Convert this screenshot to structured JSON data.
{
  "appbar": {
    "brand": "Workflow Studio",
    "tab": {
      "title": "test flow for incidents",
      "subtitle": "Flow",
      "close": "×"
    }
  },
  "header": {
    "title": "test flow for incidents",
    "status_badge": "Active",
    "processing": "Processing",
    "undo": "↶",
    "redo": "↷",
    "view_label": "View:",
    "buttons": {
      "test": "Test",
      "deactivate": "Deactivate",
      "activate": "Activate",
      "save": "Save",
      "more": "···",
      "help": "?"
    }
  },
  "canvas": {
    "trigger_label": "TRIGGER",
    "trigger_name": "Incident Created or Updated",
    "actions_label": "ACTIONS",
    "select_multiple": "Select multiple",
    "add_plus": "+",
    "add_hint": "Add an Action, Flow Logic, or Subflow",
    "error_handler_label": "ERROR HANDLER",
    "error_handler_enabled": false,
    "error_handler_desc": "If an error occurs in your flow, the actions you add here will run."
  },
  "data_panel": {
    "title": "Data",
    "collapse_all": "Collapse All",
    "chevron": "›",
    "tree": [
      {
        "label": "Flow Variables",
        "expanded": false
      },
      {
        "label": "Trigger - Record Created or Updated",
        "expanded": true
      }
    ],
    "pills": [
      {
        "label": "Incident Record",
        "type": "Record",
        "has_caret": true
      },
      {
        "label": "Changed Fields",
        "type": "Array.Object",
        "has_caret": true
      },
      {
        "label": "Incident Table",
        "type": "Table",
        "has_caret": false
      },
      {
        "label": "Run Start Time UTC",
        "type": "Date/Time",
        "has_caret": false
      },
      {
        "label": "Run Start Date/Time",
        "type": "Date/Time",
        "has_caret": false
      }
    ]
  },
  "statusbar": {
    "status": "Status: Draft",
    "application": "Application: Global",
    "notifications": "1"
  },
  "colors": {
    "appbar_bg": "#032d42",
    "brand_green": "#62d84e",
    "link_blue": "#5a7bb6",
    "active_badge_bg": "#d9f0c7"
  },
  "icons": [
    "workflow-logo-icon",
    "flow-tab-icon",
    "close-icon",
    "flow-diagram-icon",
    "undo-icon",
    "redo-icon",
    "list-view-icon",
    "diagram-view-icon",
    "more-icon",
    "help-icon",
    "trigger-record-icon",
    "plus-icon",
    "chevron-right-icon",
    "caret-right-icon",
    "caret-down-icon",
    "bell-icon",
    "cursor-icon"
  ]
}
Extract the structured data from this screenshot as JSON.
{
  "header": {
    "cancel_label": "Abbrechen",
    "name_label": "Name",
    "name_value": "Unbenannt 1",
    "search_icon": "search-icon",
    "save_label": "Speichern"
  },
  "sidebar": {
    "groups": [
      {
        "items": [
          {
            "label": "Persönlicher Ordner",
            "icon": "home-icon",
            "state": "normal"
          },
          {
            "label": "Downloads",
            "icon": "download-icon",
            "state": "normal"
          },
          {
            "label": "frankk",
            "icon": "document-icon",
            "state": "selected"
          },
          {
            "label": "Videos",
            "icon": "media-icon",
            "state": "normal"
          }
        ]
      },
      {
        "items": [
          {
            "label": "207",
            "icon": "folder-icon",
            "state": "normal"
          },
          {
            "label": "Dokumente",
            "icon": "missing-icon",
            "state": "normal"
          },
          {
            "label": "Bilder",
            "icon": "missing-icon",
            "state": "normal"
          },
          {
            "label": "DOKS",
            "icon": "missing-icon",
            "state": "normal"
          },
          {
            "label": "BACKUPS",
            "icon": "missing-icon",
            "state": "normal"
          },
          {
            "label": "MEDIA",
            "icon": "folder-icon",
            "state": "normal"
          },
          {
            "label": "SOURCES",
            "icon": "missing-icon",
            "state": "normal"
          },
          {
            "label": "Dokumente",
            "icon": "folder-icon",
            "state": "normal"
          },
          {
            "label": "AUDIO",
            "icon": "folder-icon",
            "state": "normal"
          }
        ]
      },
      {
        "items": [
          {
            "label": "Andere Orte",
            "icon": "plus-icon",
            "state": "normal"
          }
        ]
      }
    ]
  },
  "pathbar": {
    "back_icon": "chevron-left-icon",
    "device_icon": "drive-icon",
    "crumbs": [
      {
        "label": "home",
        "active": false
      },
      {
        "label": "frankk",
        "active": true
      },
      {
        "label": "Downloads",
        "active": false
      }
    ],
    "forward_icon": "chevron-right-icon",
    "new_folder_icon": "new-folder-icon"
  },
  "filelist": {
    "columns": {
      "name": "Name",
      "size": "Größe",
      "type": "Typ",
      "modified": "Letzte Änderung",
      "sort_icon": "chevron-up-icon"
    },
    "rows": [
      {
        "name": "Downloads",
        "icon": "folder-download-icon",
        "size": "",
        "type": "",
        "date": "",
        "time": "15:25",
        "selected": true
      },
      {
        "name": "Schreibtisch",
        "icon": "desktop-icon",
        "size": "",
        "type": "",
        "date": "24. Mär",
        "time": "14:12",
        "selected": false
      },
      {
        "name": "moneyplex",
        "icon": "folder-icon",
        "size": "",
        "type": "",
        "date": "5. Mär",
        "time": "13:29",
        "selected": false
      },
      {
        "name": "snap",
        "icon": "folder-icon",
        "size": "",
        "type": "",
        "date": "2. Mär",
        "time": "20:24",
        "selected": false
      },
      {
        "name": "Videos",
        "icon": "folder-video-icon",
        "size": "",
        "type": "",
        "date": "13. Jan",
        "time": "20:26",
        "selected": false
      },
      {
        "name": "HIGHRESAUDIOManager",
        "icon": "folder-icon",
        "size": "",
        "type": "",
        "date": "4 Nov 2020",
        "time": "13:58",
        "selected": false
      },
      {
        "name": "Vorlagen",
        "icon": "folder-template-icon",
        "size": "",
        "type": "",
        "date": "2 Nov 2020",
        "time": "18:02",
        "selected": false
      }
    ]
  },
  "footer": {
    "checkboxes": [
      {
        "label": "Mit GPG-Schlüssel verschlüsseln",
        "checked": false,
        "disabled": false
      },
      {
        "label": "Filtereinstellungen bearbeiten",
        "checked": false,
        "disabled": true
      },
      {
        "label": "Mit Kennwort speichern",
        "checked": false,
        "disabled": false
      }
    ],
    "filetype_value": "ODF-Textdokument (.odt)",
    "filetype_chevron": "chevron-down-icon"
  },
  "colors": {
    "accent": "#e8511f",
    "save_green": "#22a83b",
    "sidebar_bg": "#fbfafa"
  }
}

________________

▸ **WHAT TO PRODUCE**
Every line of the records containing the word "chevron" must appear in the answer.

▸ **RESULT OF THIS TASK**
    "chevron": "›",
    "chevron-right-icon",
    "back_icon": "chevron-left-icon",
    "forward_icon": "chevron-right-icon",
      "sort_icon": "chevron-up-icon"
    "filetype_chevron": "chevron-down-icon"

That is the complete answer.